» WHAT TO WORK ON: Each line with the string "title" is to be copied from the records below.

» DATASET RECORDS:
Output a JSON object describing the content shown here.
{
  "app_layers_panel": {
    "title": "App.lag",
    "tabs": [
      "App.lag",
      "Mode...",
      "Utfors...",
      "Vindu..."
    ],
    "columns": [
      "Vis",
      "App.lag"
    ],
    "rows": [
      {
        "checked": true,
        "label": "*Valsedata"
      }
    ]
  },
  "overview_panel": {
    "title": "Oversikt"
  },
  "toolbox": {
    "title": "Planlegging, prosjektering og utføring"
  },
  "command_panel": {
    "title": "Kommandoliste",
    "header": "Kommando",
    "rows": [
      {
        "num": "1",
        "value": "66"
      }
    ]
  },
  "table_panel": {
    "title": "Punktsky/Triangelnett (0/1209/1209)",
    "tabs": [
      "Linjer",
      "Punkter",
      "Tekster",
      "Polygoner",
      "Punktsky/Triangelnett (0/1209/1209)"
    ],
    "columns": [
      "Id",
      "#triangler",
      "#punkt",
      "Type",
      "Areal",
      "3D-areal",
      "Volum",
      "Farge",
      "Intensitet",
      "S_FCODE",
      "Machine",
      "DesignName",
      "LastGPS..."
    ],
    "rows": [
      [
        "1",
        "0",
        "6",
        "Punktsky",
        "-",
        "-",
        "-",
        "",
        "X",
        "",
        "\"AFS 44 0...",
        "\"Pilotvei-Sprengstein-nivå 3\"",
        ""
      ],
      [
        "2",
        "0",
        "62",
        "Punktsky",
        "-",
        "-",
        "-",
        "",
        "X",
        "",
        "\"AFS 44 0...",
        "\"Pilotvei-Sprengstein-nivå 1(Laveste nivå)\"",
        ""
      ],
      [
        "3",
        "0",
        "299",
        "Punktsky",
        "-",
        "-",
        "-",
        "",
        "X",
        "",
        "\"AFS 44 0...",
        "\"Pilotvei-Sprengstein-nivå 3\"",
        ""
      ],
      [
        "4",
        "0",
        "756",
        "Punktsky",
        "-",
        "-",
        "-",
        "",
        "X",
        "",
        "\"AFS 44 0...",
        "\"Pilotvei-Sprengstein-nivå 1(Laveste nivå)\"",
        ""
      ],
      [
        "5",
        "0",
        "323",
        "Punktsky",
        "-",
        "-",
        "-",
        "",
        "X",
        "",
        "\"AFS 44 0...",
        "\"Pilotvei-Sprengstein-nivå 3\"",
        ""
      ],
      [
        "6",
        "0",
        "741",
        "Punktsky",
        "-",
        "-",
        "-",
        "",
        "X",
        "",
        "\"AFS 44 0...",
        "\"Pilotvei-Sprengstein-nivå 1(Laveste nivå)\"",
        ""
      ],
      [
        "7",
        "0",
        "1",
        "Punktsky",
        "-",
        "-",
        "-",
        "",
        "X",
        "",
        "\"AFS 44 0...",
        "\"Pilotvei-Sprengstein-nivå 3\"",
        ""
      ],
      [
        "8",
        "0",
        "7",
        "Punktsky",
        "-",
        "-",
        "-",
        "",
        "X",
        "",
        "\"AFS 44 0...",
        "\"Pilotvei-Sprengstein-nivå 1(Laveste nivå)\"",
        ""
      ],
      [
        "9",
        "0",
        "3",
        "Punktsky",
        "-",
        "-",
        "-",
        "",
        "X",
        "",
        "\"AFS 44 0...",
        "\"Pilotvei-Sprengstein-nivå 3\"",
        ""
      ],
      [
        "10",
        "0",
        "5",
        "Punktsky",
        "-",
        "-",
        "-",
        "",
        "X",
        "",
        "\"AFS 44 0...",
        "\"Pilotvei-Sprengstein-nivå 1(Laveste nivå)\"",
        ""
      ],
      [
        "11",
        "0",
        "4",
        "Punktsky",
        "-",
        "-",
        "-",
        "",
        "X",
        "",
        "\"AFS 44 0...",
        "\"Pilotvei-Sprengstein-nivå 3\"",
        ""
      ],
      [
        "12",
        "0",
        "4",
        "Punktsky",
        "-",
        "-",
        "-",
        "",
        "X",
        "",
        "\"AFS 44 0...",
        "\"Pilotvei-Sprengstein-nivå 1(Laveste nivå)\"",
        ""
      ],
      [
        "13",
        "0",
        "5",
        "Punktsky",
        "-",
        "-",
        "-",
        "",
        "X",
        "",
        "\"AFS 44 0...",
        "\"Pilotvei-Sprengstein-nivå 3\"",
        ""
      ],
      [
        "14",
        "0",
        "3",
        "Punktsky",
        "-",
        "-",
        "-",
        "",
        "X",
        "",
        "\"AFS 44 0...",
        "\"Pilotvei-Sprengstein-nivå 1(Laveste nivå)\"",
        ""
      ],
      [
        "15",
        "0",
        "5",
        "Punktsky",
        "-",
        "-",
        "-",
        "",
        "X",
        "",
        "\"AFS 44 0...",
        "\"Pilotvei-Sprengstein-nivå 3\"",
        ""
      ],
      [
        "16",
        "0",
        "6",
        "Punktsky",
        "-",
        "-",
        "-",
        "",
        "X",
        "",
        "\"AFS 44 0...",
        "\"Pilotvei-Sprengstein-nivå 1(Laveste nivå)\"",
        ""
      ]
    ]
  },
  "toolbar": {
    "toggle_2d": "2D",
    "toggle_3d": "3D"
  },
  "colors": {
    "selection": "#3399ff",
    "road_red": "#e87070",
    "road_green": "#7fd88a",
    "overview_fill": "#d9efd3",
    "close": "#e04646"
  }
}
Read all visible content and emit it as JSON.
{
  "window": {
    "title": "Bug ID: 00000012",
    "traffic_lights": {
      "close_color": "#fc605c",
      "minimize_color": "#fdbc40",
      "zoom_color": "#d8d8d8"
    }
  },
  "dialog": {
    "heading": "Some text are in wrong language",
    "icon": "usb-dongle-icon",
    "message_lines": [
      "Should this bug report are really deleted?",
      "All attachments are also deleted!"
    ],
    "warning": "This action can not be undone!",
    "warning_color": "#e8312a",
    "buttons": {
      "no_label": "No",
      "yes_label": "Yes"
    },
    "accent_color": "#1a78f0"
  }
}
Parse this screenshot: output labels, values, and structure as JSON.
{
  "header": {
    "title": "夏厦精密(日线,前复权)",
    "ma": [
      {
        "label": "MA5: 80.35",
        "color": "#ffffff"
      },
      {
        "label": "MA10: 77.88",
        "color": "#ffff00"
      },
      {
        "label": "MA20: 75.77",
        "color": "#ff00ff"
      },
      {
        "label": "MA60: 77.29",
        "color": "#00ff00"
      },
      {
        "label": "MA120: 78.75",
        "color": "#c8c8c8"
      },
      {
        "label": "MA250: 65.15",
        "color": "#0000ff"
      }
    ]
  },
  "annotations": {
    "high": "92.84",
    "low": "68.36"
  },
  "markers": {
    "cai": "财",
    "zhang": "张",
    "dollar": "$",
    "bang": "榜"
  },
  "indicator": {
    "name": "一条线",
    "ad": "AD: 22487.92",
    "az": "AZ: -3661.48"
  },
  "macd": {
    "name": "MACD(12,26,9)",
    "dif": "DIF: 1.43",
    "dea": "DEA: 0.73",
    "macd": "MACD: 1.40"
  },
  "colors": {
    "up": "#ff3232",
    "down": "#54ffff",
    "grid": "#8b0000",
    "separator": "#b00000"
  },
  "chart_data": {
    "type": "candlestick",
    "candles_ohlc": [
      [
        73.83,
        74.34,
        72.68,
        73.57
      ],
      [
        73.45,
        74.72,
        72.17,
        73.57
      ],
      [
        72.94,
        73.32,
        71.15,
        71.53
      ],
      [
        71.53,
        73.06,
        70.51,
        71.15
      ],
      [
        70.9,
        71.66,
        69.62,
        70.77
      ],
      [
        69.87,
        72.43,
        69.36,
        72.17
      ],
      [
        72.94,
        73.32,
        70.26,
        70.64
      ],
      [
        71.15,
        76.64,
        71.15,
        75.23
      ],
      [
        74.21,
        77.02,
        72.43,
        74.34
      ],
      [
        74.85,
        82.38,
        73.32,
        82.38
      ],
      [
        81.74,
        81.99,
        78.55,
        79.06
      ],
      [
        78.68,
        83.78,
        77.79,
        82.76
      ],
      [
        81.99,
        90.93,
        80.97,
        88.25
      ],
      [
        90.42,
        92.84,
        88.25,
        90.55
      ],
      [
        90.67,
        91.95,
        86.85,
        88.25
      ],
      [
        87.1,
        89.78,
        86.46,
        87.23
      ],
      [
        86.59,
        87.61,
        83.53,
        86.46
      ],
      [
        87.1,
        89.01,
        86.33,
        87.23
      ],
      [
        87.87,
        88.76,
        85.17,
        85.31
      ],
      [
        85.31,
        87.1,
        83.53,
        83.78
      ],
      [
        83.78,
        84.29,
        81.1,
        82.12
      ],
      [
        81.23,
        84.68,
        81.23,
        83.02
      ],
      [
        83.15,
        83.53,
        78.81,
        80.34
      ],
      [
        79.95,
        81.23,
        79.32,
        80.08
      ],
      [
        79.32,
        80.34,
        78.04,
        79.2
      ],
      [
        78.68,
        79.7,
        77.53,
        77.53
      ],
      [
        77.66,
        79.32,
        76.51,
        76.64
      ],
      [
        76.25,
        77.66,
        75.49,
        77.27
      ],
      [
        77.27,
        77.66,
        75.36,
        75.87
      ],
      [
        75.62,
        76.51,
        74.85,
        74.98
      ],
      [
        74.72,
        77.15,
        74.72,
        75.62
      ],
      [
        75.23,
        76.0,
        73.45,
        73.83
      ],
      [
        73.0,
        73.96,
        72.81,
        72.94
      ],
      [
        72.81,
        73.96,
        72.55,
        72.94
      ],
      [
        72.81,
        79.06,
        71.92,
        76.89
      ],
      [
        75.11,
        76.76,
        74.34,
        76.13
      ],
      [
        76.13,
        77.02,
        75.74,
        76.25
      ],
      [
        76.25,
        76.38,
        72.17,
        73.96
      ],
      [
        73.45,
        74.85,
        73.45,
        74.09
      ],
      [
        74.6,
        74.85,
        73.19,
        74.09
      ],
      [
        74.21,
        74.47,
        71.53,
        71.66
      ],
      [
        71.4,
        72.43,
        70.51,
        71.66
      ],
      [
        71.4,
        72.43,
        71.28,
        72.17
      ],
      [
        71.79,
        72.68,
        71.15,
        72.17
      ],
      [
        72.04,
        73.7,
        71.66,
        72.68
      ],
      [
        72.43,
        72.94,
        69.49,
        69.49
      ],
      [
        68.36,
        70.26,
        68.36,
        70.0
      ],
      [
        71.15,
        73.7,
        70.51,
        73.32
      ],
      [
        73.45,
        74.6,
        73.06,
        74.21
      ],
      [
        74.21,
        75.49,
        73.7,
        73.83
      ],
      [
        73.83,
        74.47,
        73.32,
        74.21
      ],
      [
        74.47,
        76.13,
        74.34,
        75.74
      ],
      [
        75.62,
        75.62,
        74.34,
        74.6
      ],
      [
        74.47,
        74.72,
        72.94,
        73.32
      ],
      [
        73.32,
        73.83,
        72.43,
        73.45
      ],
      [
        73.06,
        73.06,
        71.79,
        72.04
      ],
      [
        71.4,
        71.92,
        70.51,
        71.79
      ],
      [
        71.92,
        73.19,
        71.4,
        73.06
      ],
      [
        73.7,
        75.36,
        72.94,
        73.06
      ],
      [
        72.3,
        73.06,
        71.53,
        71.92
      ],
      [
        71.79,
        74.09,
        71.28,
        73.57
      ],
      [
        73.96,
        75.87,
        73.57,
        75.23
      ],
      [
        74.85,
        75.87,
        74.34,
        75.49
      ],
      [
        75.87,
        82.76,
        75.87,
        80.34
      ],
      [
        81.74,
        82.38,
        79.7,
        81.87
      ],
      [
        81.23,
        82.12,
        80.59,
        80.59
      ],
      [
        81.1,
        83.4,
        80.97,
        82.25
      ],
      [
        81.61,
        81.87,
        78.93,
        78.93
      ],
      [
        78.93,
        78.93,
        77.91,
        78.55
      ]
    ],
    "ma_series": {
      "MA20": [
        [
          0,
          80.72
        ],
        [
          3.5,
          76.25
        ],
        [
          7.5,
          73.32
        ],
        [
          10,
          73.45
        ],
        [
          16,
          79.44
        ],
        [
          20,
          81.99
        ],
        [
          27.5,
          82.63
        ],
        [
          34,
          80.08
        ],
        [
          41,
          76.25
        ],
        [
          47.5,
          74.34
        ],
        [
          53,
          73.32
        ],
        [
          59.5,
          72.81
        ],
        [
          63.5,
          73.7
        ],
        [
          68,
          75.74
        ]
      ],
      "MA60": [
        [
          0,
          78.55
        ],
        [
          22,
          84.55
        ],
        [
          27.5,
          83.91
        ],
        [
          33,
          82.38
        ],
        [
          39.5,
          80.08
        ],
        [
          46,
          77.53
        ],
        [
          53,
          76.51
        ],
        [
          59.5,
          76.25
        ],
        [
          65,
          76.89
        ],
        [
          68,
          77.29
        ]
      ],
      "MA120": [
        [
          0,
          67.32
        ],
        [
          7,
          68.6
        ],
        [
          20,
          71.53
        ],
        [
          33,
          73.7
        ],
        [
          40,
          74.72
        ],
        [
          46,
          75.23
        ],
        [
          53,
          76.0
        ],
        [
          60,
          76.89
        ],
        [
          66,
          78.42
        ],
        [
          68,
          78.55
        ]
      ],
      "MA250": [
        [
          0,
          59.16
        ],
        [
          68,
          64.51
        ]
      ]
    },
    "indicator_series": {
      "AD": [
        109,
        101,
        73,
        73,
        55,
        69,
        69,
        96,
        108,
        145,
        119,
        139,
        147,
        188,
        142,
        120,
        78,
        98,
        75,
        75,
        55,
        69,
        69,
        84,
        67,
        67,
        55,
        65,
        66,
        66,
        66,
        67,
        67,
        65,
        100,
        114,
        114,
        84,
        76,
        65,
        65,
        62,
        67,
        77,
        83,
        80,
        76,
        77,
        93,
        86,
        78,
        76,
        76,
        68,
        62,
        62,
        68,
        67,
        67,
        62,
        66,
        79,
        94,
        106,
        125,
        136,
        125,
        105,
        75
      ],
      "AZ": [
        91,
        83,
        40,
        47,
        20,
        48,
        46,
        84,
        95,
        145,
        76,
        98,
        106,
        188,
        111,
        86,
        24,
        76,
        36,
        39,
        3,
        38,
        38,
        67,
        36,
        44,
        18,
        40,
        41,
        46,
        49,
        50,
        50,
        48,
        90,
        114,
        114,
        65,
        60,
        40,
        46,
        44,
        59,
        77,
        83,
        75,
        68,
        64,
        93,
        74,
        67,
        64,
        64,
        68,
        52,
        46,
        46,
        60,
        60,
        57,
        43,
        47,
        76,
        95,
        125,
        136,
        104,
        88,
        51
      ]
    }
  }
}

» YOUR SOLUTION:
    "title": "App.lag",
    "title": "Oversikt"
    "title": "Planlegging, prosjektering og utføring"
    "title": "Kommandoliste",
    "title": "Punktsky/Triangelnett (0/1209/1209)",
    "title": "Bug ID: 00000012",
    "title": "夏厦精密(日线,前复权)",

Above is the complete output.